The 2.48 percent tax levy increase is above the state mandated two percent CAP on tax increases. Exceeding the CAP, however, is allowed on those expenses over which the municipality has no control – such as increases in health benefit expenses.
“Everyone involved in putting together this budget was very conscientious and worked extremely hard to be as frugal – and smart – as possible in coming up with ways to keep tax increases at a minimum,” said Highland Park Mayor Gayle Brill Mittler.
As stated in the Highland Park Planet’s recent budget story about state funding for municipalities, Highland Park has sustained a 40.6 percent cut in state aid over the past decade (accounting for inflation). NJ Spotlight www.njspotlight.com reported that only major cities would see significant boost in funding under Gov. Christie’s proposed budget. Most municipalities – including Highland Park – received no aid increase over last year. This flat funding continues the aid strategy of the Christie administration that has been implemented for the past six years. See: Most Towns Receive Less State Aid Than They Received in 2006
Municipal officials have been complaining for years that the state is keeping some of the energy tax revenue it receives to help balance its budget, rather than returning it all to towns. That diversion would continue under Gov. Christie’s budget proposal. Highland Park Mayor Gayle Brill Mittler has been a municipal leader is this battle to force the state to turn over the energy tax revenue. Local officials are pushing legislation, approved last month by the NJ Assembly State and Local Government Committee, that would return, beginning July 1, $331 million of the energy tax money kept by the state in 2009-2011.

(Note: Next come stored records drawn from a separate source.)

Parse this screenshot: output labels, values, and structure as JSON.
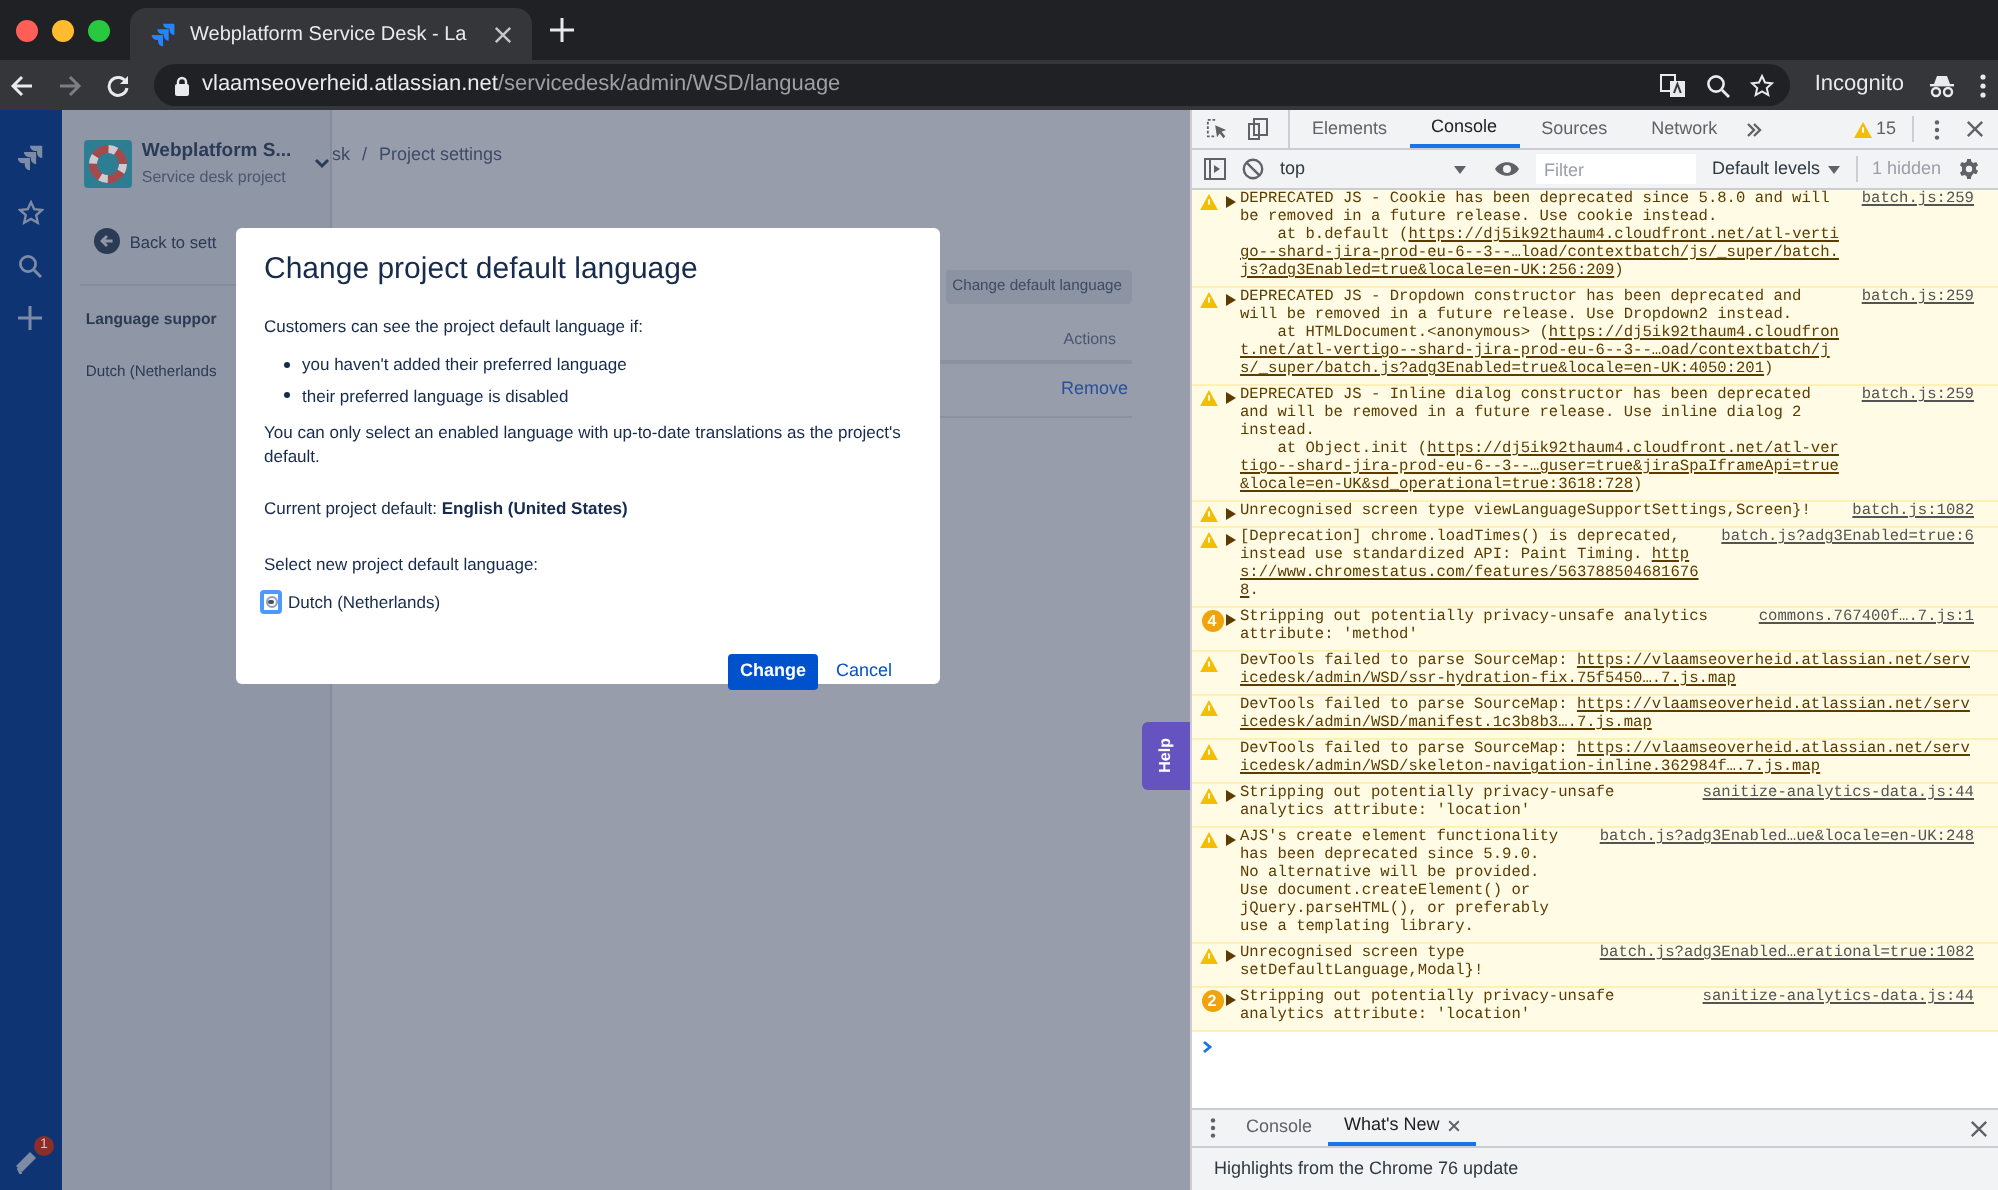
{
  "browser": {
    "tab": {
      "title": "Webplatform Service Desk - La"
    },
    "address": {
      "host": "vlaamseoverheid.atlassian.net",
      "path": "/servicedesk/admin/WSD/language"
    },
    "profile": "Incognito"
  },
  "jira_nav": {
    "notification_count": "1"
  },
  "project": {
    "name": "Webplatform S...",
    "type": "Service desk project"
  },
  "sidebar": {
    "back": "Back to sett",
    "section_title": "Language suppor",
    "items": [
      "Dutch (Netherlands"
    ]
  },
  "breadcrumb": {
    "items": [
      "sk",
      "Project settings"
    ],
    "separator": "/"
  },
  "main": {
    "action_button": "Change default language",
    "table": {
      "columns": [
        "Actions"
      ],
      "rows": [
        {
          "action": "Remove"
        }
      ]
    }
  },
  "help_tab": "Help",
  "dialog": {
    "title": "Change project default language",
    "intro": "Customers can see the project default language if:",
    "bullets": [
      "you haven't added their preferred language",
      "their preferred language is disabled"
    ],
    "note": "You can only select an enabled language with up-to-date translations as the project's default.",
    "current": "Current project default: **English (United States)**",
    "select_label": "Select new project default language:",
    "options": [
      {
        "label": "Dutch (Netherlands)",
        "selected": true
      }
    ],
    "buttons": [
      {
        "label": "Change",
        "kind": "primary"
      },
      {
        "label": "Cancel",
        "kind": "link"
      }
    ]
  },
  "devtools": {
    "tabs": [
      {
        "label": "Elements",
        "selected": false
      },
      {
        "label": "Console",
        "selected": true
      },
      {
        "label": "Sources",
        "selected": false
      },
      {
        "label": "Network",
        "selected": false
      }
    ],
    "warning_count": "15",
    "context": "top",
    "filter_placeholder": "Filter",
    "levels": "Default levels",
    "hidden": "1 hidden",
    "messages": [
      {
        "expandable": true,
        "source": "batch.js:259",
        "segments": [
          {
            "kind": "plain",
            "text": "DEPRECATED JS - Cookie has been deprecated since 5.8.0 and will be removed in a future release. Use cookie instead.\n    at b.default ("
          },
          {
            "kind": "link",
            "text": "https://dj5ik92thaum4.cloudfront.net/atl-vertigo--shard-jira-prod-eu-6--3--…load/contextbatch/js/_super/batch.js?adg3Enabled=true&locale=en-UK:256:209"
          },
          {
            "kind": "plain",
            "text": ")"
          }
        ]
      },
      {
        "expandable": true,
        "source": "batch.js:259",
        "segments": [
          {
            "kind": "plain",
            "text": "DEPRECATED JS - Dropdown constructor has been deprecated and will be removed in a future release. Use Dropdown2 instead.\n    at HTMLDocument.<anonymous> ("
          },
          {
            "kind": "link",
            "text": "https://dj5ik92thaum4.cloudfront.net/atl-vertigo--shard-jira-prod-eu-6--3--…oad/contextbatch/js/_super/batch.js?adg3Enabled=true&locale=en-UK:4050:201"
          },
          {
            "kind": "plain",
            "text": ")"
          }
        ]
      },
      {
        "expandable": true,
        "source": "batch.js:259",
        "segments": [
          {
            "kind": "plain",
            "text": "DEPRECATED JS - Inline dialog constructor has been deprecated and will be removed in a future release. Use inline dialog 2 instead.\n    at Object.init ("
          },
          {
            "kind": "link",
            "text": "https://dj5ik92thaum4.cloudfront.net/atl-vertigo--shard-jira-prod-eu-6--3--…guser=true&jiraSpaIframeApi=true&locale=en-UK&sd_operational=true:3618:728"
          },
          {
            "kind": "plain",
            "text": ")"
          }
        ]
      },
      {
        "expandable": true,
        "source": "batch.js:1082",
        "segments": [
          {
            "kind": "plain",
            "text": "Unrecognised screen type viewLanguageSupportSettings,Screen}!"
          }
        ]
      },
      {
        "expandable": true,
        "source": "batch.js?adg3Enabled=true:6",
        "segments": [
          {
            "kind": "plain",
            "text": "[Deprecation] chrome.loadTimes() is deprecated, instead use standardized API: Paint Timing. "
          },
          {
            "kind": "link",
            "text": "https://www.chromestatus.com/features/5637885046816768"
          },
          {
            "kind": "plain",
            "text": "."
          }
        ]
      },
      {
        "expandable": true,
        "count": "4",
        "source": "commons.767400f….7.js:1",
        "segments": [
          {
            "kind": "plain",
            "text": "Stripping out potentially privacy-unsafe analytics attribute: 'method'"
          }
        ]
      },
      {
        "expandable": false,
        "segments": [
          {
            "kind": "plain",
            "text": "DevTools failed to parse SourceMap: "
          },
          {
            "kind": "link",
            "text": "https://vlaamseoverheid.atlassian.net/servicedesk/admin/WSD/ssr-hydration-fix.75f5450….7.js.map"
          }
        ]
      },
      {
        "expandable": false,
        "segments": [
          {
            "kind": "plain",
            "text": "DevTools failed to parse SourceMap: "
          },
          {
            "kind": "link",
            "text": "https://vlaamseoverheid.atlassian.net/servicedesk/admin/WSD/manifest.1c3b8b3….7.js.map"
          }
        ]
      },
      {
        "expandable": false,
        "segments": [
          {
            "kind": "plain",
            "text": "DevTools failed to parse SourceMap: "
          },
          {
            "kind": "link",
            "text": "https://vlaamseoverheid.atlassian.net/servicedesk/admin/WSD/skeleton-navigation-inline.362984f….7.js.map"
          }
        ]
      },
      {
        "expandable": true,
        "source": "sanitize-analytics-data.js:44",
        "segments": [
          {
            "kind": "plain",
            "text": "Stripping out potentially privacy-unsafe analytics attribute: 'location'"
          }
        ]
      },
      {
        "expandable": true,
        "source": "batch.js?adg3Enabled…ue&locale=en-UK:248",
        "segments": [
          {
            "kind": "plain",
            "text": "AJS's create element functionality has been deprecated since 5.9.0.\nNo alternative will be provided.\nUse document.createElement() or jQuery.parseHTML(), or preferably use a templating library."
          }
        ]
      },
      {
        "expandable": true,
        "source": "batch.js?adg3Enabled…erational=true:1082",
        "segments": [
          {
            "kind": "plain",
            "text": "Unrecognised screen type setDefaultLanguage,Modal}!"
          }
        ]
      },
      {
        "expandable": true,
        "count": "2",
        "source": "sanitize-analytics-data.js:44",
        "segments": [
          {
            "kind": "plain",
            "text": "Stripping out potentially privacy-unsafe analytics attribute: 'location'"
          }
        ]
      }
    ],
    "drawer": {
      "tabs": [
        {
          "label": "Console",
          "selected": false,
          "closable": false
        },
        {
          "label": "What's New",
          "selected": true,
          "closable": true
        }
      ],
      "content": "Highlights from the Chrome 76 update"
    }
  }
}
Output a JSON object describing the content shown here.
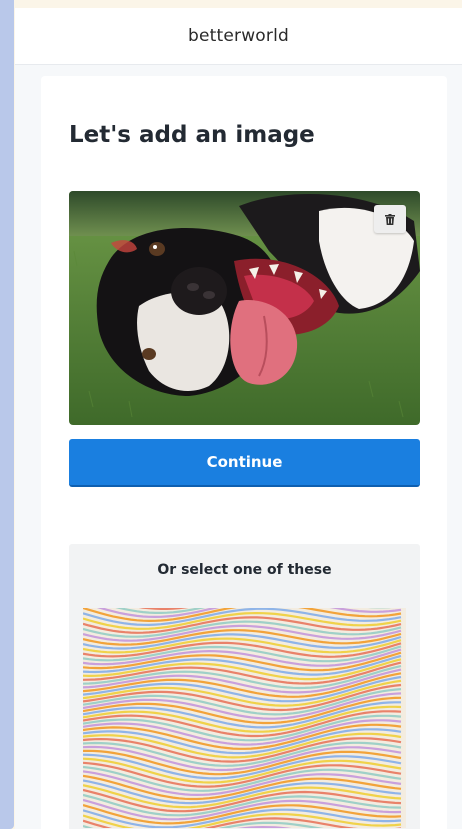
{
  "app": {
    "brand": "betterworld"
  },
  "page": {
    "title": "Let's add an image"
  },
  "uploaded_image": {
    "subject": "dog",
    "delete_icon": "trash-icon"
  },
  "actions": {
    "continue_label": "Continue"
  },
  "alternatives": {
    "heading": "Or select one of these",
    "options": [
      {
        "subject": "wavy-stripes-pattern"
      }
    ]
  },
  "colors": {
    "accent": "#1a7fe0",
    "background": "#f6f8fa",
    "side_panel": "#b9c8ea"
  }
}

“The dwindling state support reinforces why it is so important for Highland Park to pursue downtown development in order to produce the much-needed revenue from sources other than the individual residential homeowner….The commercial development is the most cost effective way to keep tax increases to a minimum,” said the mayor.